womb (plural wombs)

  1. (anatomy) In female mammals, the organ in which the young are conceived and grow until birth; the uterus. [from 8thc.]
  2. (obsolete) The abdomen or stomach. [8th-17thc.]
  3. (obsolete) The stomach of a person or creature. [8th-18thc.]
    • 1395, John Wycliffe, Bible, Jonah II:
      And þe Lord made redi a gret fish þat he shulde swolewe Ionas; and Ionas was in wombe of þe fish þre daȝes and þre niȝtis.
  4. (figuratively) A place where something is made or formed. [from 15thc.]
    • Dryden
      The womb of earth the genial seed receives.
    • 1826, Mary Shelley, The Last Man, part 2, chapter 7
      The shadows of the future hours rose dark and menacing from the womb of time [...]
  5. Any cavity containing and enveloping anything.
    • Robert Browning
      The centre spike of gold / Which burns deep in the bluebell's womb.


Derived terms[edit]

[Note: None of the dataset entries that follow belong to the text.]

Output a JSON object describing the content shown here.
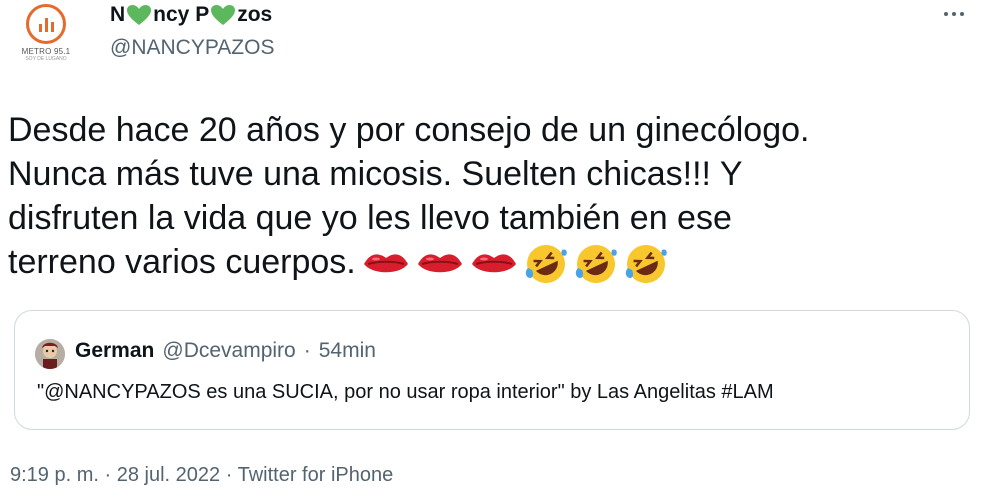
{
  "author": {
    "name_part1": "N",
    "name_part2": "ncy P",
    "name_part3": "zos",
    "handle": "@NANCYPAZOS",
    "avatar_text": "METRO 95.1",
    "avatar_subtext": "SOY DE LUGANO",
    "heart_color": "#5cb85c",
    "brand_color": "#e56a2b"
  },
  "menu": {
    "icon": "more-horizontal-icon"
  },
  "tweet": {
    "text": "Desde hace 20 años y por consejo de un ginecólogo.\nNunca más tuve una micosis. Suelten chicas!!! Y\ndisfruten la vida que yo les llevo también en ese\nterreno varios cuerpos.",
    "emojis": [
      "kiss-mark-icon",
      "kiss-mark-icon",
      "kiss-mark-icon",
      "rolling-laughing-icon",
      "rolling-laughing-icon",
      "rolling-laughing-icon"
    ]
  },
  "quote": {
    "name": "German",
    "handle": "@Dcevampiro",
    "separator": "·",
    "time": "54min",
    "text": "\"@NANCYPAZOS es una SUCIA, por no usar ropa interior\" by Las Angelitas #LAM"
  },
  "footer": {
    "time": "9:19 p. m.",
    "sep1": "·",
    "date": "28 jul. 2022",
    "sep2": "·",
    "source": "Twitter for iPhone"
  }
}
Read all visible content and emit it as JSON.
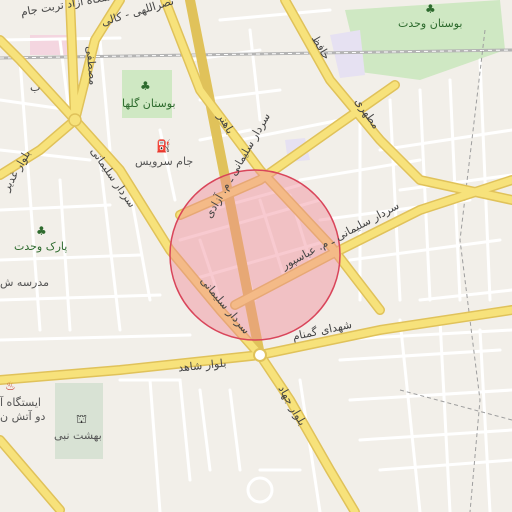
{
  "colors": {
    "background": "#f2efe9",
    "minor_road": "#ffffff",
    "major_road_fill": "#f7e27b",
    "major_road_casing": "#e0c25a",
    "park": "#cfe8c3",
    "railway": "#b4b4b4",
    "boundary": "#c9c9c9",
    "radius_fill": "#f08a96",
    "radius_stroke": "#d9455a",
    "poi_icon": "#333333"
  },
  "labels": {
    "darya_street": "دانشگاه آزاد تربت جام",
    "nasrollahi": "نصراللهی - کالی",
    "mostafa": "مصطفی",
    "hafez": "حافظ",
    "motahari": "مطهری",
    "bahonar": "باهنر",
    "boostan_vahdat": "بوستان وحدت",
    "boostan_golha": "بوستان گلها",
    "jam_services": "جام سرویس",
    "soleimani_azadi": "سردار سلیمانی ـ م. آزادی",
    "soleimani_north": "سردار سلیمانی",
    "soleimani_abbaspour": "سردار سلیمانی ـ م. عباسپور",
    "soleimani_south": "سردار سلیمانی",
    "bolvar_ghadir": "بلوار غدیر",
    "park_vahdat": "پارک وحدت",
    "madrese": "مدرسه ش",
    "shohada_gomnam": "شهدای گمنام",
    "bolvar_shahed": "بلوار شاهد",
    "bolvar_jehad": "بلوار جهاد",
    "fire_station": "ایستگاه آ",
    "fire_station_2": "دو آتش ن",
    "behesht_nabi": "بهشت نبی",
    "edge_label": "ب"
  },
  "icons": {
    "tree": "tree-icon",
    "fuel": "fuel-icon",
    "fire": "fire-station-icon",
    "cemetery": "cemetery-icon"
  }
}
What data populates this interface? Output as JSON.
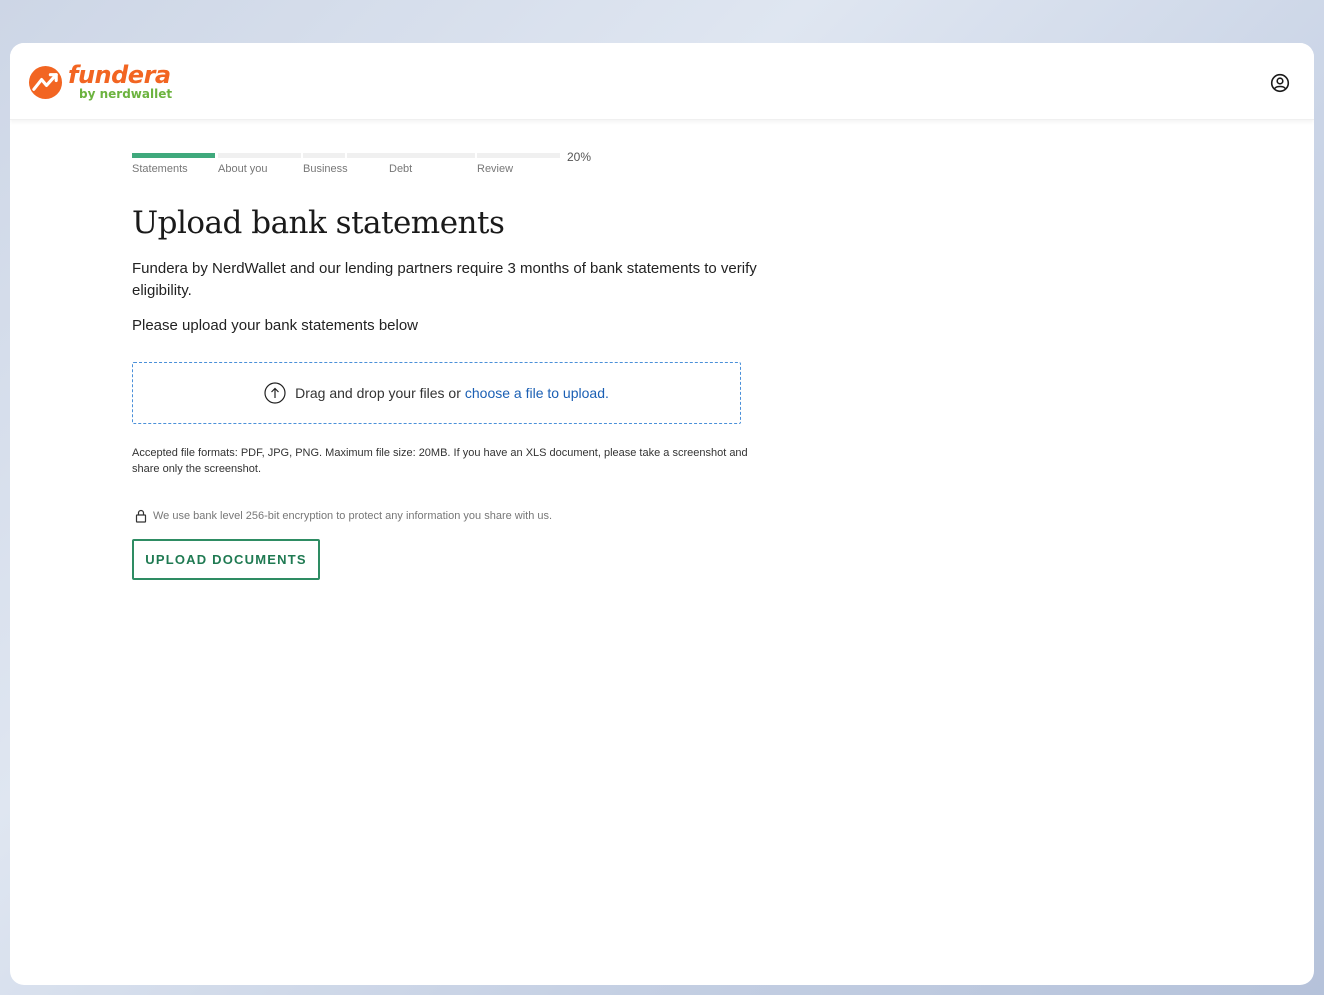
{
  "brand": {
    "name": "fundera",
    "subtitle": "by nerdwallet",
    "primary_color": "#f26522",
    "secondary_color": "#6cb33f"
  },
  "header": {
    "account_icon": "user-circle-icon"
  },
  "progress": {
    "percent_label": "20%",
    "percent_value": 20,
    "steps": [
      {
        "label": "Statements",
        "active": true
      },
      {
        "label": "About you",
        "active": false
      },
      {
        "label": "Business",
        "active": false
      },
      {
        "label": "",
        "active": false
      },
      {
        "label": "Debt",
        "active": false
      },
      {
        "label": "Review",
        "active": false
      }
    ],
    "active_color": "#3fa97c"
  },
  "page": {
    "title": "Upload bank statements",
    "intro": "Fundera by NerdWallet and our lending partners require 3 months of bank statements to verify eligibility.",
    "instruction": "Please upload your bank statements below"
  },
  "dropzone": {
    "icon": "upload-arrow-icon",
    "text": "Drag and drop your files or",
    "link_text": "choose a file to upload."
  },
  "formats_note": "Accepted file formats: PDF, JPG, PNG. Maximum file size: 20MB. If you have an XLS document, please take a screenshot and share only the screenshot.",
  "security": {
    "icon": "lock-icon",
    "text": "We use bank level 256-bit encryption to protect any information you share with us."
  },
  "actions": {
    "upload_label": "UPLOAD DOCUMENTS",
    "accent_color": "#2e8c63"
  }
}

womb (third-person singular simple present wombs, present participle wombing, simple past and past participle wombed)

  1. (obsolete) To enclose in a womb, or as if in a womb; to breed or hold in secret.
    (Can we find and add a quotation of Shakespeare to this entry?)


  1. ^ womb” in Douglas Harper, Online Etymology Dictionary, 2001–2018.

Middle English[edit]



  1. Alternative form of wombe